Exercise description -
Please return every record exactly, with no pictures included.

_____

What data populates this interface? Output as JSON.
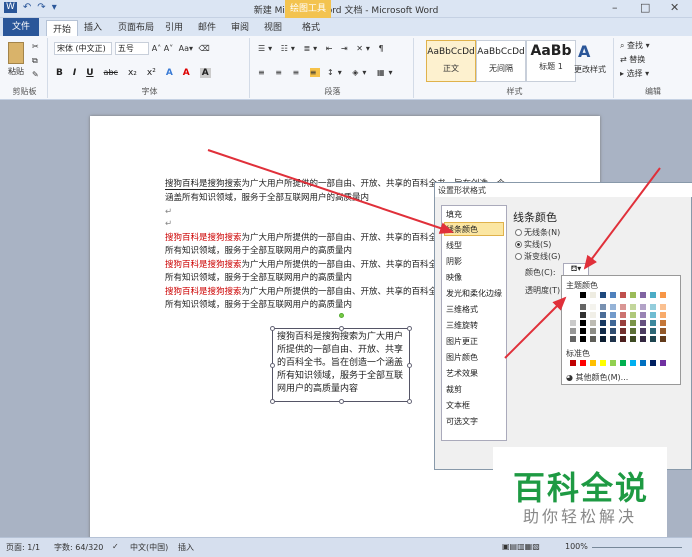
{
  "window": {
    "title": "新建 Microsoft Word 文档 - Microsoft Word",
    "context_tab": "绘图工具",
    "qat": [
      "W",
      "↶",
      "↷",
      "▾"
    ]
  },
  "tabs": [
    "文件",
    "开始",
    "插入",
    "页面布局",
    "引用",
    "邮件",
    "审阅",
    "视图",
    "格式"
  ],
  "ribbon": {
    "clipboard": {
      "paste": "粘贴",
      "label": "剪贴板"
    },
    "font": {
      "name": "宋体 (中文正)",
      "size": "五号",
      "label": "字体",
      "buttons": [
        "B",
        "I",
        "U",
        "abc",
        "x₂",
        "x²",
        "A",
        "A",
        "A"
      ]
    },
    "paragraph": {
      "label": "段落"
    },
    "styles": {
      "label": "样式",
      "items": [
        {
          "preview": "AaBbCcDd",
          "name": "正文"
        },
        {
          "preview": "AaBbCcDd",
          "name": "无间隔"
        },
        {
          "preview": "AaBb",
          "name": "标题 1"
        }
      ],
      "change": "更改样式"
    },
    "editing": {
      "label": "编辑",
      "find": "查找",
      "replace": "替换",
      "select": "选择"
    }
  },
  "doc": {
    "lines": [
      {
        "a": "搜狗百科是搜狗搜索",
        "b": "为广大用户所提供的一部自由、开放、共享的百科全书，旨在创造一个"
      },
      {
        "a": "",
        "b": "涵盖所有知识领域，服务于全部互联网用户的高质量内"
      },
      {
        "a": "搜狗百科是搜狗搜索",
        "b": "为广大用户所提供的一部自由、开放、共享的百科全书"
      },
      {
        "a": "",
        "b": "所有知识领域，服务于全部互联网用户的高质量内"
      },
      {
        "a": "搜狗百科是搜狗搜索",
        "b": "为广大用户所提供的一部自由、开放、共享的百科全书"
      },
      {
        "a": "",
        "b": "所有知识领域，服务于全部互联网用户的高质量内"
      },
      {
        "a": "搜狗百科是搜狗搜索",
        "b": "为广大用户所提供的一部自由、开放、共享的百科全书"
      },
      {
        "a": "",
        "b": "所有知识领域，服务于全部互联网用户的高质量内"
      }
    ],
    "textbox": "搜狗百科是搜狗搜索为广大用户所提供的一部自由、开放、共享的百科全书。旨在创造一个涵盖所有知识领域，服务于全部互联网用户的高质量内容"
  },
  "dialog": {
    "title": "设置形状格式",
    "nav": [
      "填充",
      "线条颜色",
      "线型",
      "阴影",
      "映像",
      "发光和柔化边缘",
      "三维格式",
      "三维旋转",
      "图片更正",
      "图片颜色",
      "艺术效果",
      "裁剪",
      "文本框",
      "可选文字"
    ],
    "heading": "线条颜色",
    "options": [
      "无线条(N)",
      "实线(S)",
      "渐变线(G)"
    ],
    "color_label": "颜色(C):",
    "transparency_label": "透明度(T):",
    "palette_theme": "主题颜色",
    "palette_standard": "标准色",
    "palette_more": "其他颜色(M)..."
  },
  "status": {
    "page": "页面: 1/1",
    "words": "字数: 64/320",
    "lang": "中文(中国)",
    "mode": "插入",
    "zoom": "100%"
  },
  "watermark": {
    "title": "百科全说",
    "subtitle": "助你轻松解决"
  },
  "colors": {
    "accent": "#2a5699",
    "arrow": "#e0303a",
    "watermark": "#1e9a43"
  }
}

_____

Answer box -
What data populates this interface? Output as JSON.
{
  "window": {
    "title": "新建 Microsoft Word 文档 - Microsoft Word",
    "context_tab": "绘图工具",
    "qat": [
      "W",
      "↶",
      "↷",
      "▾"
    ]
  },
  "tabs": [
    "文件",
    "开始",
    "插入",
    "页面布局",
    "引用",
    "邮件",
    "审阅",
    "视图",
    "格式"
  ],
  "ribbon": {
    "clipboard": {
      "paste": "粘贴",
      "label": "剪贴板"
    },
    "font": {
      "name": "宋体 (中文正)",
      "size": "五号",
      "label": "字体",
      "buttons": [
        "B",
        "I",
        "U",
        "abc",
        "x₂",
        "x²",
        "A",
        "A",
        "A"
      ]
    },
    "paragraph": {
      "label": "段落"
    },
    "styles": {
      "label": "样式",
      "items": [
        {
          "preview": "AaBbCcDd",
          "name": "正文"
        },
        {
          "preview": "AaBbCcDd",
          "name": "无间隔"
        },
        {
          "preview": "AaBb",
          "name": "标题 1"
        }
      ],
      "change": "更改样式"
    },
    "editing": {
      "label": "编辑",
      "find": "查找",
      "replace": "替换",
      "select": "选择"
    }
  },
  "doc": {
    "lines": [
      {
        "a": "搜狗百科是搜狗搜索",
        "b": "为广大用户所提供的一部自由、开放、共享的百科全书，旨在创造一个"
      },
      {
        "a": "",
        "b": "涵盖所有知识领域，服务于全部互联网用户的高质量内"
      },
      {
        "a": "搜狗百科是搜狗搜索",
        "b": "为广大用户所提供的一部自由、开放、共享的百科全书"
      },
      {
        "a": "",
        "b": "所有知识领域，服务于全部互联网用户的高质量内"
      },
      {
        "a": "搜狗百科是搜狗搜索",
        "b": "为广大用户所提供的一部自由、开放、共享的百科全书"
      },
      {
        "a": "",
        "b": "所有知识领域，服务于全部互联网用户的高质量内"
      },
      {
        "a": "搜狗百科是搜狗搜索",
        "b": "为广大用户所提供的一部自由、开放、共享的百科全书"
      },
      {
        "a": "",
        "b": "所有知识领域，服务于全部互联网用户的高质量内"
      }
    ],
    "textbox": "搜狗百科是搜狗搜索为广大用户所提供的一部自由、开放、共享的百科全书。旨在创造一个涵盖所有知识领域，服务于全部互联网用户的高质量内容"
  },
  "dialog": {
    "title": "设置形状格式",
    "nav": [
      "填充",
      "线条颜色",
      "线型",
      "阴影",
      "映像",
      "发光和柔化边缘",
      "三维格式",
      "三维旋转",
      "图片更正",
      "图片颜色",
      "艺术效果",
      "裁剪",
      "文本框",
      "可选文字"
    ],
    "heading": "线条颜色",
    "options": [
      "无线条(N)",
      "实线(S)",
      "渐变线(G)"
    ],
    "color_label": "颜色(C):",
    "transparency_label": "透明度(T):",
    "palette_theme": "主题颜色",
    "palette_standard": "标准色",
    "palette_more": "其他颜色(M)..."
  },
  "status": {
    "page": "页面: 1/1",
    "words": "字数: 64/320",
    "lang": "中文(中国)",
    "mode": "插入",
    "zoom": "100%"
  },
  "watermark": {
    "title": "百科全说",
    "subtitle": "助你轻松解决"
  },
  "colors": {
    "accent": "#2a5699",
    "arrow": "#e0303a",
    "watermark": "#1e9a43"
  }
}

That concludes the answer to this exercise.